Which lines of the entries hold the string "value"? Copy each one.

## Element data from apps and pages

--- --- ---

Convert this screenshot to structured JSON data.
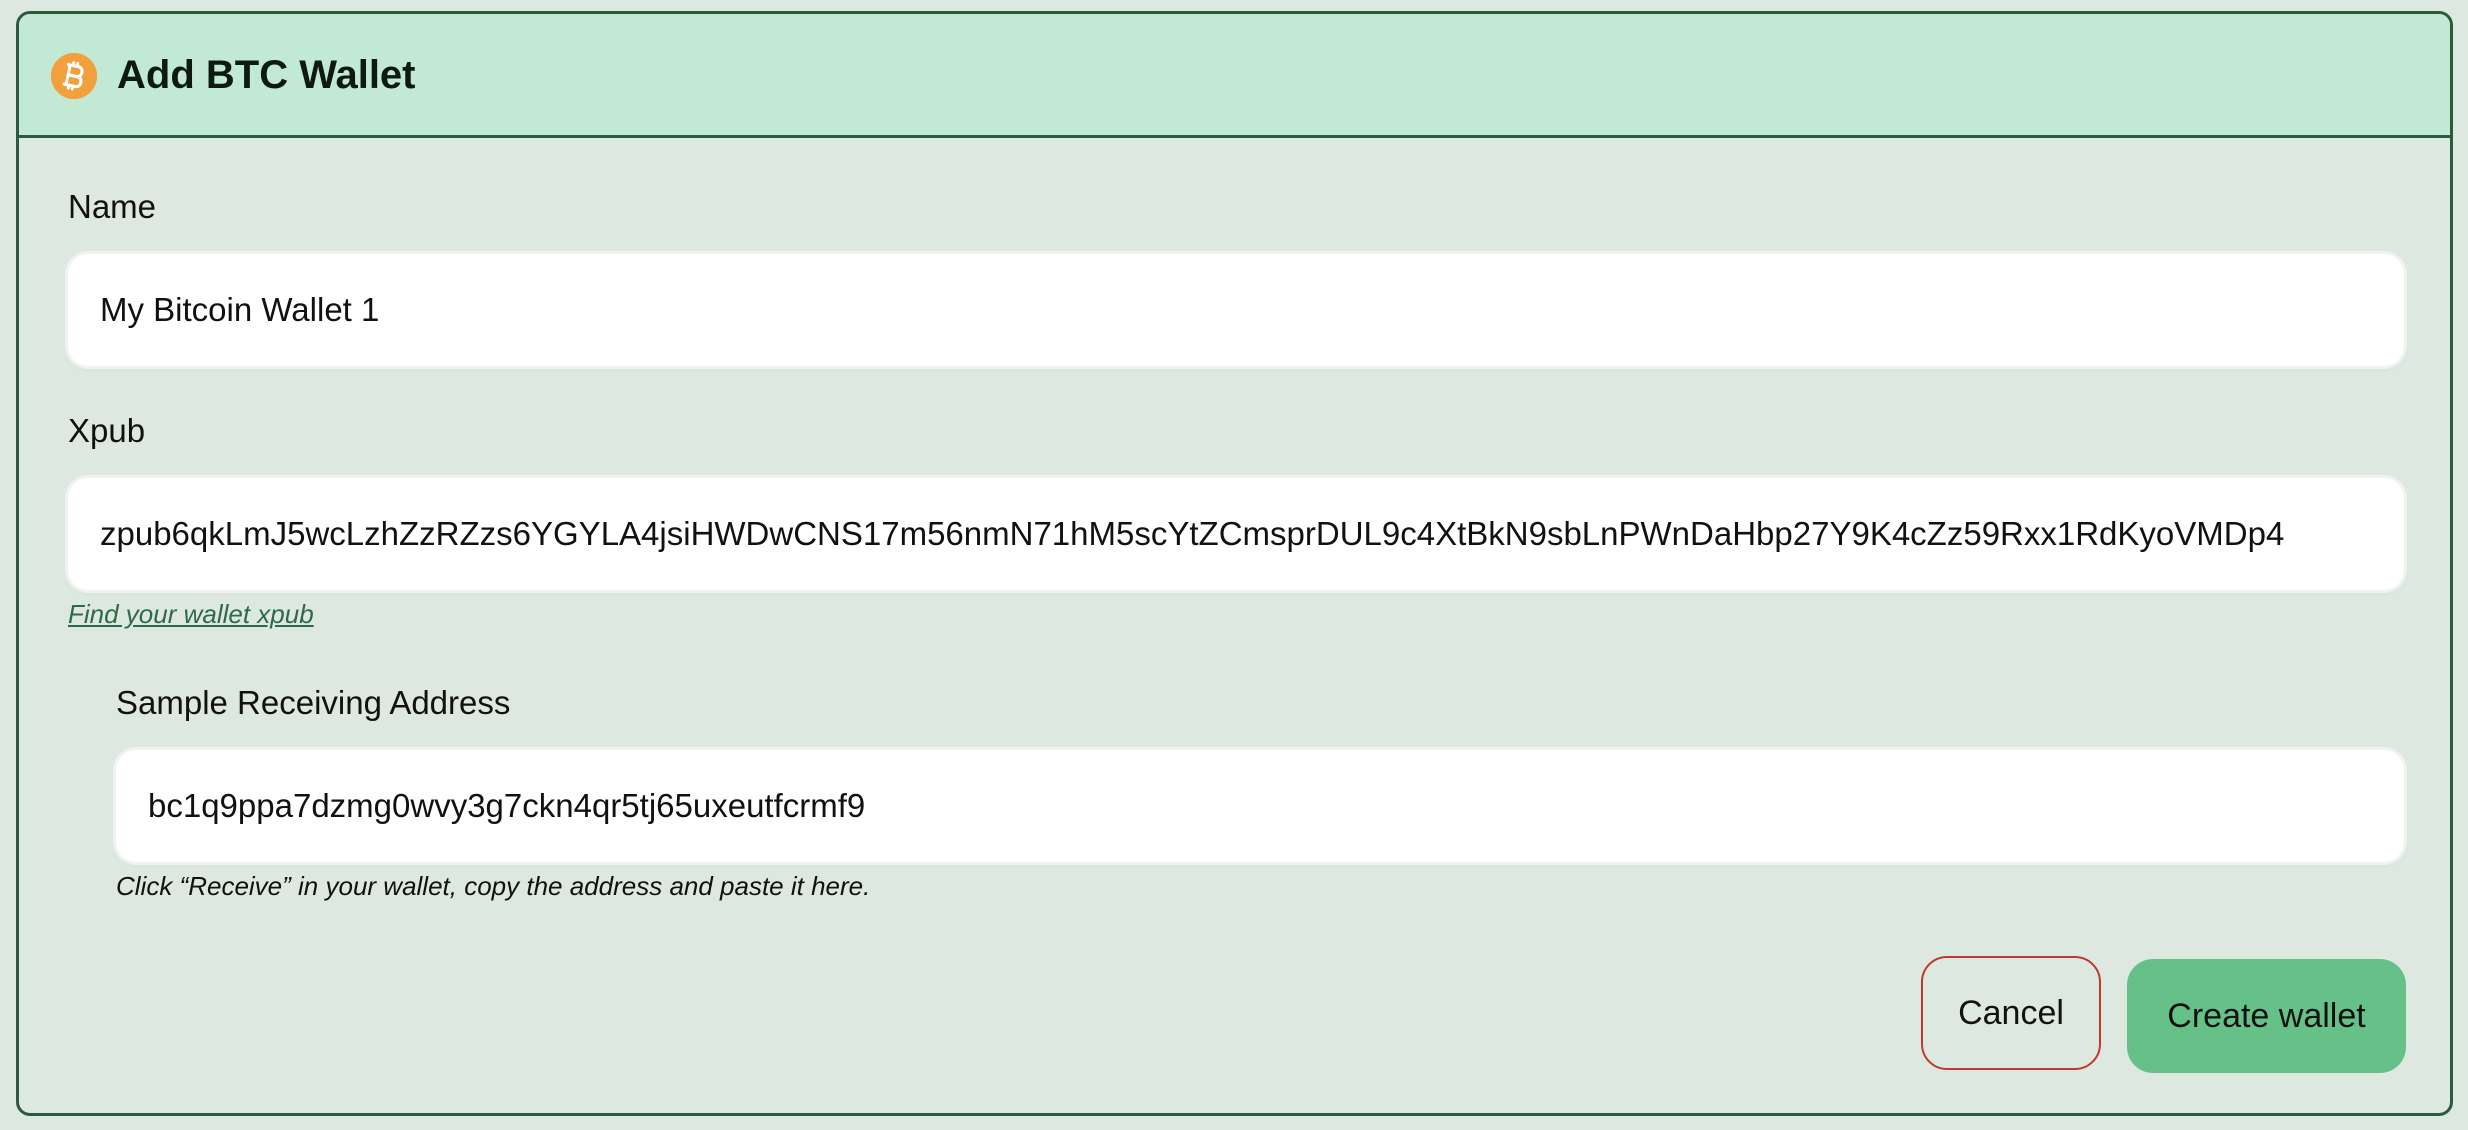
{
  "dialog": {
    "title": "Add BTC Wallet",
    "icon": "bitcoin-icon"
  },
  "name_field": {
    "label": "Name",
    "value": "My Bitcoin Wallet 1"
  },
  "xpub_field": {
    "label": "Xpub",
    "value": "zpub6qkLmJ5wcLzhZzRZzs6YGYLA4jsiHWDwCNS17m56nmN71hM5scYtZCmsprDUL9c4XtBkN9sbLnPWnDaHbp27Y9K4cZz59Rxx1RdKyoVMDp4",
    "help_link": "Find your wallet xpub"
  },
  "address_field": {
    "label": "Sample Receiving Address",
    "value": "bc1q9ppa7dzmg0wvy3g7ckn4qr5tj65uxeutfcrmf9",
    "hint": "Click “Receive” in your wallet, copy the address and paste it here."
  },
  "actions": {
    "cancel_label": "Cancel",
    "create_label": "Create wallet"
  },
  "colors": {
    "header_bg": "#c1e9d3",
    "body_bg": "#dde9e0",
    "border": "#2c5a40",
    "bitcoin_orange": "#f2a03d",
    "primary_button": "#66c189",
    "cancel_border": "#c0392b",
    "link": "#2f6a48"
  }
}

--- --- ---

## Final answer
    "value": "My Bitcoin Wallet 1"
    "value": "zpub6qkLmJ5wcLzhZzRZzs6YGYLA4jsiHWDwCNS17m56nmN71hM5scYtZCmsprDUL9c4XtBkN9sbLnPWnDaHbp27Y9K4cZz59Rxx1RdKyoVMDp4",
    "value": "bc1q9ppa7dzmg0wvy3g7ckn4qr5tj65uxeutfcrmf9",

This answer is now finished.